**Supplied data:**
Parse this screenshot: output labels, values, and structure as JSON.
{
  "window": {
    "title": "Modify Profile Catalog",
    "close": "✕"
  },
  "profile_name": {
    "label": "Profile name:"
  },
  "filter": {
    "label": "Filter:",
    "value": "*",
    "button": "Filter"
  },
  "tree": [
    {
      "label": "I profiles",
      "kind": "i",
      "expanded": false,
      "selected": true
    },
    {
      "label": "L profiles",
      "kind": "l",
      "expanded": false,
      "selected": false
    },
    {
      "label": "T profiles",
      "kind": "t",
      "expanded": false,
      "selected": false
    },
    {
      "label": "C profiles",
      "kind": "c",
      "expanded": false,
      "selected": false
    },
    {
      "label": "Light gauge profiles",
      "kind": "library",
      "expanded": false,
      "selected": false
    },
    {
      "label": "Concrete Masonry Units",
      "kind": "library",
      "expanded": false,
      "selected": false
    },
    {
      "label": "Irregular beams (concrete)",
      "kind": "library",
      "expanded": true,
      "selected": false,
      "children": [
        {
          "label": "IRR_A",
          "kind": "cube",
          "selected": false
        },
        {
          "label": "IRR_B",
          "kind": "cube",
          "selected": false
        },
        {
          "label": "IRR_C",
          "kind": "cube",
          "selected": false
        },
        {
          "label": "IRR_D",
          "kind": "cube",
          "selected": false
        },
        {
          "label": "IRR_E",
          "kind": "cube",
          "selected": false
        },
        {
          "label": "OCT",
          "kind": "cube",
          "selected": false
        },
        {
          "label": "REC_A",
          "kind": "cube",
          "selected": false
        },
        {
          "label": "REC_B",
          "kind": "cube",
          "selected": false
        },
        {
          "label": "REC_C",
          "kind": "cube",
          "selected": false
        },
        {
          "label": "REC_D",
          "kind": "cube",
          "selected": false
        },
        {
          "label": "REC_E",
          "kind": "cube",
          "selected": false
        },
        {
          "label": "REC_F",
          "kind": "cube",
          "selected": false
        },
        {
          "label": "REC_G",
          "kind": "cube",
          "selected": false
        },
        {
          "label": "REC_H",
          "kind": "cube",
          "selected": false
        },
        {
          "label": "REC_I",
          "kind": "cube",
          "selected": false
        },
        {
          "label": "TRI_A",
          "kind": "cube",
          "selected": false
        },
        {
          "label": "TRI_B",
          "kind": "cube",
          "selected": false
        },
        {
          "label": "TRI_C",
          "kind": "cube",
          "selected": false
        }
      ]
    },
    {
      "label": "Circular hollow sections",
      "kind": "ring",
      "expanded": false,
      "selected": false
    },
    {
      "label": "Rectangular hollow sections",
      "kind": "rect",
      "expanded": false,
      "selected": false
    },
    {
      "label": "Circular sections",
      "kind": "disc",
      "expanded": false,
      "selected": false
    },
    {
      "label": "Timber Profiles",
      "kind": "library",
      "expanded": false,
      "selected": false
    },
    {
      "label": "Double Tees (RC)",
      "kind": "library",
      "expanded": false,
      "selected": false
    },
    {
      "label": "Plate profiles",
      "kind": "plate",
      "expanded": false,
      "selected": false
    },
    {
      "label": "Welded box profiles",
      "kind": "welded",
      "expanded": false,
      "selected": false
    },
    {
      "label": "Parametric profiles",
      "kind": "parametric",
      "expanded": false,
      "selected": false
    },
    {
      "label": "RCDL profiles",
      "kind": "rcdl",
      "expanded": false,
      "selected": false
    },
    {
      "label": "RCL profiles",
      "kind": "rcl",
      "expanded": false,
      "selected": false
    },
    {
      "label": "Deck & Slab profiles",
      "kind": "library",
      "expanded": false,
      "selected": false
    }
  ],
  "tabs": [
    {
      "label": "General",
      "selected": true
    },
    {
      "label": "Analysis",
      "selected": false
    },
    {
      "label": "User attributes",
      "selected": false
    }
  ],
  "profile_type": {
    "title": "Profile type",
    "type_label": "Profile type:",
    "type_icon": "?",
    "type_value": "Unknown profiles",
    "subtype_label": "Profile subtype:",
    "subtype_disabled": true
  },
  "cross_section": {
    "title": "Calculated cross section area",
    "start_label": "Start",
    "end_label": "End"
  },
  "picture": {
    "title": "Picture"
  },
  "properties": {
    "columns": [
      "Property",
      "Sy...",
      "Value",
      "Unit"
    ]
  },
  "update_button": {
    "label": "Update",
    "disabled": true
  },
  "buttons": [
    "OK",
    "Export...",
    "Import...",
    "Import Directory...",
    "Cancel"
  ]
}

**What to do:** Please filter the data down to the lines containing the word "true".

**Answer to the exercise:**
      "selected": true
      "expanded": true,
      "selected": true
    "subtype_disabled": true
    "disabled": true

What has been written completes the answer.